A new era
Clearly buoyed by the success of the Atom, Piers Berry has been busy using his CAD software, working on the design of his latest watch, the Pinion TT. This timepiece features an array of attributes which justify an uplift in the recommended retail price. However, readers should not despair, Mr Berry has not lost sight of his target audience, creating a well specified model, delivered at a very affordable price.
The Pinion TT is offered in two dial variants, anthracite and maroon. I must be honest, the latter hue is my favourite as it stands out from the crowd, imbuing the watch with a distinctive mien.
The luminescent hour and minute hands share the same profile as the aforementioned Atom. The hour markers consist of Arabic numerals at 3, 6, 9 and 12 o’clock, with tapered batons positioned in between. While the Pinion TT is modestly priced, the specification of the watch incorporates some interesting details. The Arabic numerals adorning the hour track are applied and sit high above the dial surface, affording an agreeable depth to the display. Orange strokes encircle the central area of display, providing delightful contrast with the maroon shade of the dial.
Considering the affordable asking price, Berry has also expended much time on the minutiae. For example, the date disc is maroon, matching the colour of the dial. This may sound small, but often costlier watches settle for a standard white disc which fails to blend with the main dial area.
This is a GMT or dual-time watch. A ‘beau-blue’ hand points to a 24-hour scale depicted on the flange framing the dial. A quirky detail is the kink in the GMT hand, adjacent the tip. It is these isolated episodes of individuality which augment the appeal of this watch. The central sweep seconds hand is presented in orange and completes the inventory of functions.
The 42mm titanium case features a brushed finish which softens its appearance. Titanium cases are normally the preserve of costlier watches. Once again, Berry has not skimped on materials. This lightweight metal is hypoallergenic, hence the case should not cause any adverse reactions with the wearer’s skin. An exhibition case-back provides sight of the self-winding movement.

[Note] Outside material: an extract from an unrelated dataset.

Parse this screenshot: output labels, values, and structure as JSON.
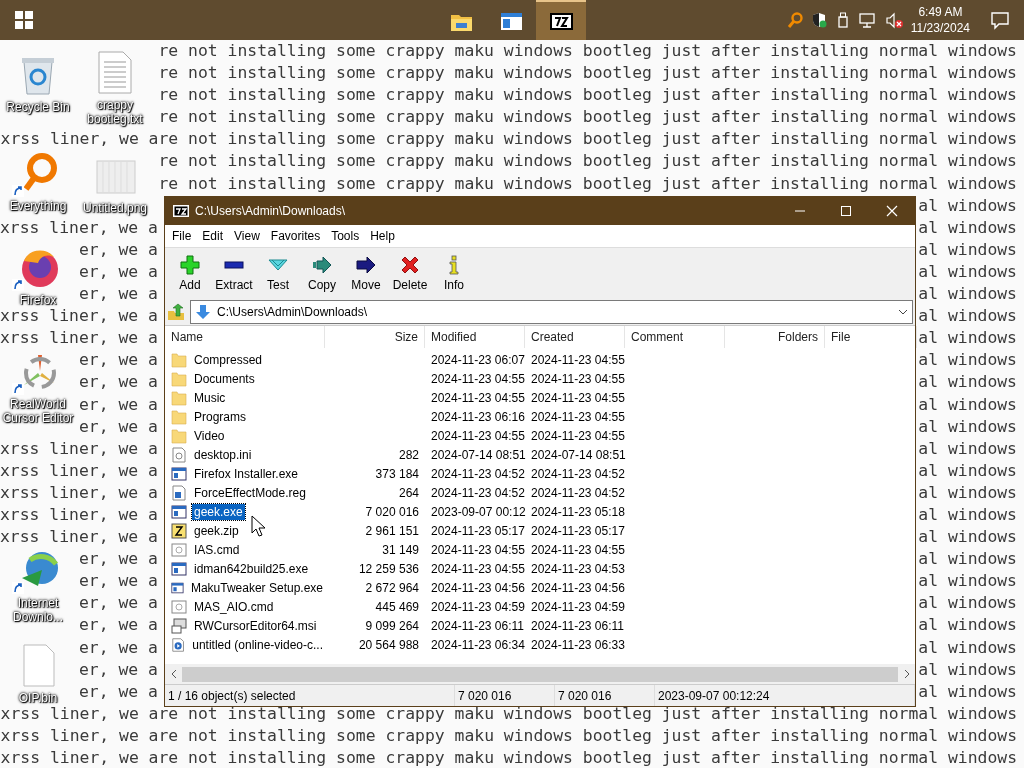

On this occasion, Pinion has not used a Japanese movement, but chosen to incorporate the ETA 2893-2 from Switzerland. This self-winding movement features 21 jewels and the power reserve is sufficient to confer 42 hours of autonomy. The balance has a frequency of 28,800 VpH (4Hz). The oscillating weight is presented in a pale shade of blue and has been decorated with the company’s name and logo. Finally, the movement also features blued screws.
Whilst appraising the Pinion TT, I was struck by the thoroughness of the design. Despite Berry’s courageous use of colour, everything proves harmonious. The design of the Pinion TT is sublime, an agreeable consequence of Berry’s design prowess. Berry has worked in design for over twenty years and during this time has produced ‘numerous award-winning products’.
It is Berry’s attention to detail, incorporating subtle styling elements, that differentiate this timepiece from many mundane watches sometimes costing more.
Those impatient readers, yearning to know the price, need not wait any longer. I can reveal the recommended retail price is £2,350. I concede the Pinion TT is not a bespoke minute-repeater from an illustrious Swiss maison, but it probably has greater relevance to ordinary souls seeking an extraordinary watch.